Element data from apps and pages
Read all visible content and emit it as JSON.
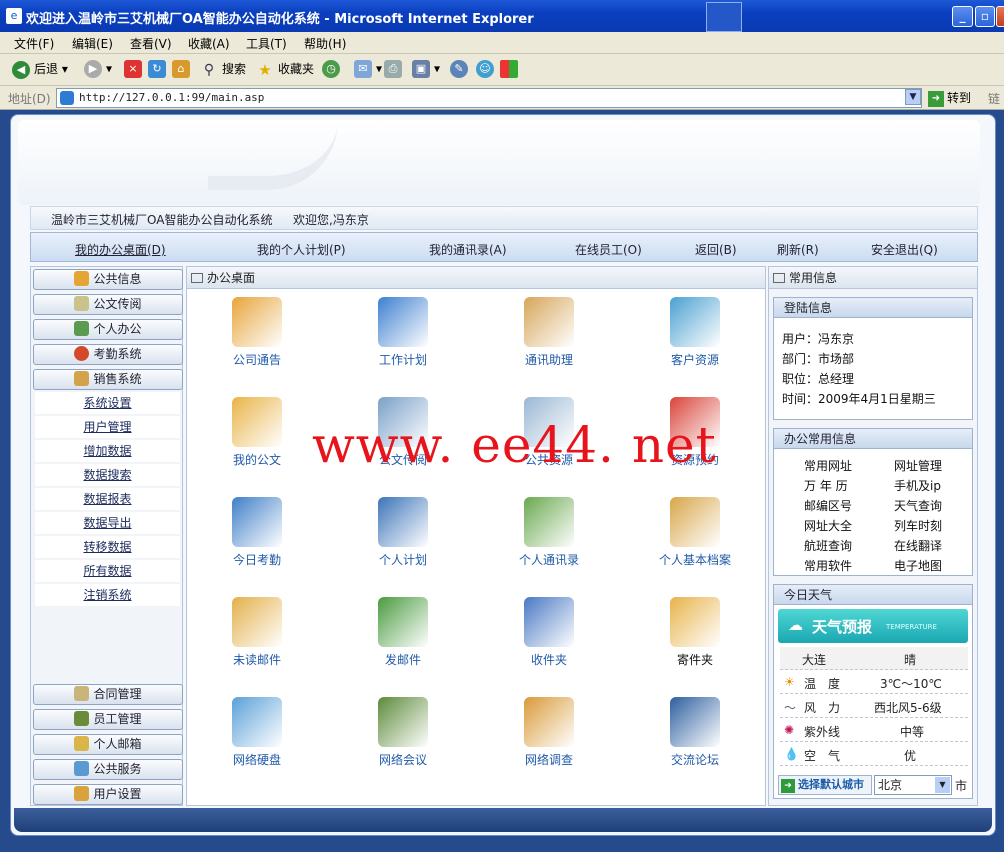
{
  "window": {
    "title": "欢迎进入温岭市三艾机械厂OA智能办公自动化系统 - Microsoft Internet Explorer",
    "minimize": "_",
    "close": "X"
  },
  "menu": [
    "文件(F)",
    "编辑(E)",
    "查看(V)",
    "收藏(A)",
    "工具(T)",
    "帮助(H)"
  ],
  "toolbar": {
    "back": "后退",
    "search": "搜索",
    "favorites": "收藏夹"
  },
  "address": {
    "label": "地址(D)",
    "url": "http://127.0.0.1:99/main.asp",
    "go": "转到",
    "links": "链"
  },
  "welcome": {
    "system": "温岭市三艾机械厂OA智能办公自动化系统",
    "greeting": "欢迎您,冯东京"
  },
  "nav": [
    "我的办公桌面(D)",
    "我的个人计划(P)",
    "我的通讯录(A)",
    "在线员工(O)",
    "返回(B)",
    "刷新(R)",
    "安全退出(Q)"
  ],
  "left_top": [
    "公共信息",
    "公文传阅",
    "个人办公",
    "考勤系统",
    "销售系统"
  ],
  "left_sub": [
    "系统设置",
    "用户管理",
    "增加数据",
    "数据搜索",
    "数据报表",
    "数据导出",
    "转移数据",
    "所有数据",
    "注销系统"
  ],
  "left_bottom": [
    "合同管理",
    "员工管理",
    "个人邮箱",
    "公共服务",
    "用户设置"
  ],
  "center": {
    "title": "办公桌面",
    "apps": [
      "公司通告",
      "工作计划",
      "通讯助理",
      "客户资源",
      "我的公文",
      "公文传阅",
      "公共资源",
      "资源预约",
      "今日考勤",
      "个人计划",
      "个人通讯录",
      "个人基本档案",
      "未读邮件",
      "发邮件",
      "收件夹",
      "寄件夹",
      "网络硬盘",
      "网络会议",
      "网络调查",
      "交流论坛"
    ]
  },
  "right": {
    "title": "常用信息",
    "login": {
      "title": "登陆信息",
      "user": "用户：冯东京",
      "dept": "部门：市场部",
      "role": "职位：总经理",
      "time": "时间：2009年4月1日星期三"
    },
    "info": {
      "title": "办公常用信息",
      "items": [
        "常用网址",
        "网址管理",
        "万 年 历",
        "手机及ip",
        "邮编区号",
        "天气查询",
        "网址大全",
        "列车时刻",
        "航班查询",
        "在线翻译",
        "常用软件",
        "电子地图"
      ]
    },
    "weather": {
      "title": "今日天气",
      "banner": "天气预报",
      "banner_sub": "TEMPERATURE",
      "city": "大连",
      "cond": "晴",
      "temp_l": "温　度",
      "temp_v": "3℃～10℃",
      "wind_l": "风　力",
      "wind_v": "西北风5-6级",
      "uv_l": "紫外线",
      "uv_v": "中等",
      "air_l": "空　气",
      "air_v": "优",
      "select_btn": "选择默认城市",
      "select_val": "北京",
      "suffix": "市"
    }
  },
  "watermark": "www. ee44. net"
}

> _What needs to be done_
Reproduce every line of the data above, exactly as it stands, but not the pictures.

> _Solution_
Read all visible content and emit it as JSON.
{
  "window": {
    "title": "欢迎进入温岭市三艾机械厂OA智能办公自动化系统 - Microsoft Internet Explorer",
    "minimize": "_",
    "close": "X"
  },
  "menu": [
    "文件(F)",
    "编辑(E)",
    "查看(V)",
    "收藏(A)",
    "工具(T)",
    "帮助(H)"
  ],
  "toolbar": {
    "back": "后退",
    "search": "搜索",
    "favorites": "收藏夹"
  },
  "address": {
    "label": "地址(D)",
    "url": "http://127.0.0.1:99/main.asp",
    "go": "转到",
    "links": "链"
  },
  "welcome": {
    "system": "温岭市三艾机械厂OA智能办公自动化系统",
    "greeting": "欢迎您,冯东京"
  },
  "nav": [
    "我的办公桌面(D)",
    "我的个人计划(P)",
    "我的通讯录(A)",
    "在线员工(O)",
    "返回(B)",
    "刷新(R)",
    "安全退出(Q)"
  ],
  "left_top": [
    "公共信息",
    "公文传阅",
    "个人办公",
    "考勤系统",
    "销售系统"
  ],
  "left_sub": [
    "系统设置",
    "用户管理",
    "增加数据",
    "数据搜索",
    "数据报表",
    "数据导出",
    "转移数据",
    "所有数据",
    "注销系统"
  ],
  "left_bottom": [
    "合同管理",
    "员工管理",
    "个人邮箱",
    "公共服务",
    "用户设置"
  ],
  "center": {
    "title": "办公桌面",
    "apps": [
      "公司通告",
      "工作计划",
      "通讯助理",
      "客户资源",
      "我的公文",
      "公文传阅",
      "公共资源",
      "资源预约",
      "今日考勤",
      "个人计划",
      "个人通讯录",
      "个人基本档案",
      "未读邮件",
      "发邮件",
      "收件夹",
      "寄件夹",
      "网络硬盘",
      "网络会议",
      "网络调查",
      "交流论坛"
    ]
  },
  "right": {
    "title": "常用信息",
    "login": {
      "title": "登陆信息",
      "user": "用户：冯东京",
      "dept": "部门：市场部",
      "role": "职位：总经理",
      "time": "时间：2009年4月1日星期三"
    },
    "info": {
      "title": "办公常用信息",
      "items": [
        "常用网址",
        "网址管理",
        "万 年 历",
        "手机及ip",
        "邮编区号",
        "天气查询",
        "网址大全",
        "列车时刻",
        "航班查询",
        "在线翻译",
        "常用软件",
        "电子地图"
      ]
    },
    "weather": {
      "title": "今日天气",
      "banner": "天气预报",
      "banner_sub": "TEMPERATURE",
      "city": "大连",
      "cond": "晴",
      "temp_l": "温　度",
      "temp_v": "3℃～10℃",
      "wind_l": "风　力",
      "wind_v": "西北风5-6级",
      "uv_l": "紫外线",
      "uv_v": "中等",
      "air_l": "空　气",
      "air_v": "优",
      "select_btn": "选择默认城市",
      "select_val": "北京",
      "suffix": "市"
    }
  },
  "watermark": "www. ee44. net"
}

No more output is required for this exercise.